## PROVIDED RECORDS
====
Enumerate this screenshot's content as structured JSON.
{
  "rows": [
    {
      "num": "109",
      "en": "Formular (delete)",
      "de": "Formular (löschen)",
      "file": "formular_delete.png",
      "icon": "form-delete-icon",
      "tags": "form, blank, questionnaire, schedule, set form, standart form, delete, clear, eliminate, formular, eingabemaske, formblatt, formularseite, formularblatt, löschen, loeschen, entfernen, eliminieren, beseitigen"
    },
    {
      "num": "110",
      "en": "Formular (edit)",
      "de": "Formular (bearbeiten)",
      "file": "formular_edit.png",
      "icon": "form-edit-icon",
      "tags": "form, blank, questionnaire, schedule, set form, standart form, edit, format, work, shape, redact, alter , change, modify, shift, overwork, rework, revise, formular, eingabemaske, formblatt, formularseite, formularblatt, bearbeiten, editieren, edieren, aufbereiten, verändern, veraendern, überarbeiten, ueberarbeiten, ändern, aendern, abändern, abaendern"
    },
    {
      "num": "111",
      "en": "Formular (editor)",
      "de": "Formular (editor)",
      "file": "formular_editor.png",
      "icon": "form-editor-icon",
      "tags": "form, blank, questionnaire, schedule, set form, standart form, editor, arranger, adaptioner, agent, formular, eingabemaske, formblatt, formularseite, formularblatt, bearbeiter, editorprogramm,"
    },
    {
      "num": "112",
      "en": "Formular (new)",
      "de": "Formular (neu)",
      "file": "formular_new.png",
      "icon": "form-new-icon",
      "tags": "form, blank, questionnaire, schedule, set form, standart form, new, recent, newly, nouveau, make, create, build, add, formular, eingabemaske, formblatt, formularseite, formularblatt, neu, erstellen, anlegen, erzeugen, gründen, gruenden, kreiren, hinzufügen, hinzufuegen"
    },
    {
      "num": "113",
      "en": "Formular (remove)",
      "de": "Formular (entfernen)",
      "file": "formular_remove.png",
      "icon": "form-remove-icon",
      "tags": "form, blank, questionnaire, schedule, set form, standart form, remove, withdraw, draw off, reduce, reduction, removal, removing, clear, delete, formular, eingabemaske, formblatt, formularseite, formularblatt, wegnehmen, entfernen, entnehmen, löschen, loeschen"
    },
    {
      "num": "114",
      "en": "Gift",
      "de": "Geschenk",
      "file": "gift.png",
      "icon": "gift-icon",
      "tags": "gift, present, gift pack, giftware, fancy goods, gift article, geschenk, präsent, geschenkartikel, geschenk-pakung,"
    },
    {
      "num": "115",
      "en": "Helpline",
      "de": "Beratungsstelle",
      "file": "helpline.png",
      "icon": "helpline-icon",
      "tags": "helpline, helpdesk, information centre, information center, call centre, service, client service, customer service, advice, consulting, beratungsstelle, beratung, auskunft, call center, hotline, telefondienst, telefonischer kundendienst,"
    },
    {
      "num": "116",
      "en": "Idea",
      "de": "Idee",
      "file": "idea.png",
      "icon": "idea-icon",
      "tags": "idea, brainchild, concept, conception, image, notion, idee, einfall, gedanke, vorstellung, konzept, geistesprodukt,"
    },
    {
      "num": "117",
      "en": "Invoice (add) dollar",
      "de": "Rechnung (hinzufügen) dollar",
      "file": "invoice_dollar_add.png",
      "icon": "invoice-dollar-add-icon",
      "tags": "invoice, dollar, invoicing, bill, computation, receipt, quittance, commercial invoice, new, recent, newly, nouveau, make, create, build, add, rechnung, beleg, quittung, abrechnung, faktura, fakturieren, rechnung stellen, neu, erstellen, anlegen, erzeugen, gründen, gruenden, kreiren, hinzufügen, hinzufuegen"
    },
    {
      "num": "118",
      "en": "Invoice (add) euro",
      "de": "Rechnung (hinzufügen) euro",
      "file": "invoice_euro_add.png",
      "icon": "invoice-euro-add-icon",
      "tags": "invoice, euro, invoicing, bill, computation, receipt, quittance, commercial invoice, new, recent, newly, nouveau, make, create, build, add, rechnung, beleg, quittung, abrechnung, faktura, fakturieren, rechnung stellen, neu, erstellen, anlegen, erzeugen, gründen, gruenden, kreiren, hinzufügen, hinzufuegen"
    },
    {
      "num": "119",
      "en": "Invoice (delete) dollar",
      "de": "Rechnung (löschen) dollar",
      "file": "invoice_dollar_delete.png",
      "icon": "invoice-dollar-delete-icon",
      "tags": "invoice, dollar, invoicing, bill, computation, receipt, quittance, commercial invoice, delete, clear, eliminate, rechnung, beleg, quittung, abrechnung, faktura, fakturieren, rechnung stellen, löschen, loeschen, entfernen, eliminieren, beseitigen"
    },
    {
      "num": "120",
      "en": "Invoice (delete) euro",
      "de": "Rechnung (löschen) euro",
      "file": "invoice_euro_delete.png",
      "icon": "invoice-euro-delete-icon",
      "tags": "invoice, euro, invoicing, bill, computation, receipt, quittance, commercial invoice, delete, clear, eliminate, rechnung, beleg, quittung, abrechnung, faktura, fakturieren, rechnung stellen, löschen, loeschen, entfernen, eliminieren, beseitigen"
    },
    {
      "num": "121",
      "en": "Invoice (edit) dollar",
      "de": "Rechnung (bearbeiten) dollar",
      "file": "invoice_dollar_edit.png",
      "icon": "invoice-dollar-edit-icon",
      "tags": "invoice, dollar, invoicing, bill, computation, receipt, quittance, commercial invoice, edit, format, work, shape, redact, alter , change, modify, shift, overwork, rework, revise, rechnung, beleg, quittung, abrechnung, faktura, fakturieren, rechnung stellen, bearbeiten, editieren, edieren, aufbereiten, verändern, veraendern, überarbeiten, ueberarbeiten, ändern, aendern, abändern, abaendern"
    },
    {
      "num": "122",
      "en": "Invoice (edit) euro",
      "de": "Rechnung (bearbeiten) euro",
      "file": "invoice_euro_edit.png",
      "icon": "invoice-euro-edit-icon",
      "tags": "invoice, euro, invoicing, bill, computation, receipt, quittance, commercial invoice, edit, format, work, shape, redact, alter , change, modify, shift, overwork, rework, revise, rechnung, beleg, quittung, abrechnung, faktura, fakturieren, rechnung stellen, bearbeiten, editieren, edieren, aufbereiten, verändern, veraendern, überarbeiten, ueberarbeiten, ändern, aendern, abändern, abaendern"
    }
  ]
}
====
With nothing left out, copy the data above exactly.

## OUTPUT
Enumerate this screenshot's content as structured JSON.
{
  "rows": [
    {
      "num": "109",
      "en": "Formular (delete)",
      "de": "Formular (löschen)",
      "file": "formular_delete.png",
      "icon": "form-delete-icon",
      "tags": "form, blank, questionnaire, schedule, set form, standart form, delete, clear, eliminate, formular, eingabemaske, formblatt, formularseite, formularblatt, löschen, loeschen, entfernen, eliminieren, beseitigen"
    },
    {
      "num": "110",
      "en": "Formular (edit)",
      "de": "Formular (bearbeiten)",
      "file": "formular_edit.png",
      "icon": "form-edit-icon",
      "tags": "form, blank, questionnaire, schedule, set form, standart form, edit, format, work, shape, redact, alter , change, modify, shift, overwork, rework, revise, formular, eingabemaske, formblatt, formularseite, formularblatt, bearbeiten, editieren, edieren, aufbereiten, verändern, veraendern, überarbeiten, ueberarbeiten, ändern, aendern, abändern, abaendern"
    },
    {
      "num": "111",
      "en": "Formular (editor)",
      "de": "Formular (editor)",
      "file": "formular_editor.png",
      "icon": "form-editor-icon",
      "tags": "form, blank, questionnaire, schedule, set form, standart form, editor, arranger, adaptioner, agent, formular, eingabemaske, formblatt, formularseite, formularblatt, bearbeiter, editorprogramm,"
    },
    {
      "num": "112",
      "en": "Formular (new)",
      "de": "Formular (neu)",
      "file": "formular_new.png",
      "icon": "form-new-icon",
      "tags": "form, blank, questionnaire, schedule, set form, standart form, new, recent, newly, nouveau, make, create, build, add, formular, eingabemaske, formblatt, formularseite, formularblatt, neu, erstellen, anlegen, erzeugen, gründen, gruenden, kreiren, hinzufügen, hinzufuegen"
    },
    {
      "num": "113",
      "en": "Formular (remove)",
      "de": "Formular (entfernen)",
      "file": "formular_remove.png",
      "icon": "form-remove-icon",
      "tags": "form, blank, questionnaire, schedule, set form, standart form, remove, withdraw, draw off, reduce, reduction, removal, removing, clear, delete, formular, eingabemaske, formblatt, formularseite, formularblatt, wegnehmen, entfernen, entnehmen, löschen, loeschen"
    },
    {
      "num": "114",
      "en": "Gift",
      "de": "Geschenk",
      "file": "gift.png",
      "icon": "gift-icon",
      "tags": "gift, present, gift pack, giftware, fancy goods, gift article, geschenk, präsent, geschenkartikel, geschenk-pakung,"
    },
    {
      "num": "115",
      "en": "Helpline",
      "de": "Beratungsstelle",
      "file": "helpline.png",
      "icon": "helpline-icon",
      "tags": "helpline, helpdesk, information centre, information center, call centre, service, client service, customer service, advice, consulting, beratungsstelle, beratung, auskunft, call center, hotline, telefondienst, telefonischer kundendienst,"
    },
    {
      "num": "116",
      "en": "Idea",
      "de": "Idee",
      "file": "idea.png",
      "icon": "idea-icon",
      "tags": "idea, brainchild, concept, conception, image, notion, idee, einfall, gedanke, vorstellung, konzept, geistesprodukt,"
    },
    {
      "num": "117",
      "en": "Invoice (add) dollar",
      "de": "Rechnung (hinzufügen) dollar",
      "file": "invoice_dollar_add.png",
      "icon": "invoice-dollar-add-icon",
      "tags": "invoice, dollar, invoicing, bill, computation, receipt, quittance, commercial invoice, new, recent, newly, nouveau, make, create, build, add, rechnung, beleg, quittung, abrechnung, faktura, fakturieren, rechnung stellen, neu, erstellen, anlegen, erzeugen, gründen, gruenden, kreiren, hinzufügen, hinzufuegen"
    },
    {
      "num": "118",
      "en": "Invoice (add) euro",
      "de": "Rechnung (hinzufügen) euro",
      "file": "invoice_euro_add.png",
      "icon": "invoice-euro-add-icon",
      "tags": "invoice, euro, invoicing, bill, computation, receipt, quittance, commercial invoice, new, recent, newly, nouveau, make, create, build, add, rechnung, beleg, quittung, abrechnung, faktura, fakturieren, rechnung stellen, neu, erstellen, anlegen, erzeugen, gründen, gruenden, kreiren, hinzufügen, hinzufuegen"
    },
    {
      "num": "119",
      "en": "Invoice (delete) dollar",
      "de": "Rechnung (löschen) dollar",
      "file": "invoice_dollar_delete.png",
      "icon": "invoice-dollar-delete-icon",
      "tags": "invoice, dollar, invoicing, bill, computation, receipt, quittance, commercial invoice, delete, clear, eliminate, rechnung, beleg, quittung, abrechnung, faktura, fakturieren, rechnung stellen, löschen, loeschen, entfernen, eliminieren, beseitigen"
    },
    {
      "num": "120",
      "en": "Invoice (delete) euro",
      "de": "Rechnung (löschen) euro",
      "file": "invoice_euro_delete.png",
      "icon": "invoice-euro-delete-icon",
      "tags": "invoice, euro, invoicing, bill, computation, receipt, quittance, commercial invoice, delete, clear, eliminate, rechnung, beleg, quittung, abrechnung, faktura, fakturieren, rechnung stellen, löschen, loeschen, entfernen, eliminieren, beseitigen"
    },
    {
      "num": "121",
      "en": "Invoice (edit) dollar",
      "de": "Rechnung (bearbeiten) dollar",
      "file": "invoice_dollar_edit.png",
      "icon": "invoice-dollar-edit-icon",
      "tags": "invoice, dollar, invoicing, bill, computation, receipt, quittance, commercial invoice, edit, format, work, shape, redact, alter , change, modify, shift, overwork, rework, revise, rechnung, beleg, quittung, abrechnung, faktura, fakturieren, rechnung stellen, bearbeiten, editieren, edieren, aufbereiten, verändern, veraendern, überarbeiten, ueberarbeiten, ändern, aendern, abändern, abaendern"
    },
    {
      "num": "122",
      "en": "Invoice (edit) euro",
      "de": "Rechnung (bearbeiten) euro",
      "file": "invoice_euro_edit.png",
      "icon": "invoice-euro-edit-icon",
      "tags": "invoice, euro, invoicing, bill, computation, receipt, quittance, commercial invoice, edit, format, work, shape, redact, alter , change, modify, shift, overwork, rework, revise, rechnung, beleg, quittung, abrechnung, faktura, fakturieren, rechnung stellen, bearbeiten, editieren, edieren, aufbereiten, verändern, veraendern, überarbeiten, ueberarbeiten, ändern, aendern, abändern, abaendern"
    }
  ]
}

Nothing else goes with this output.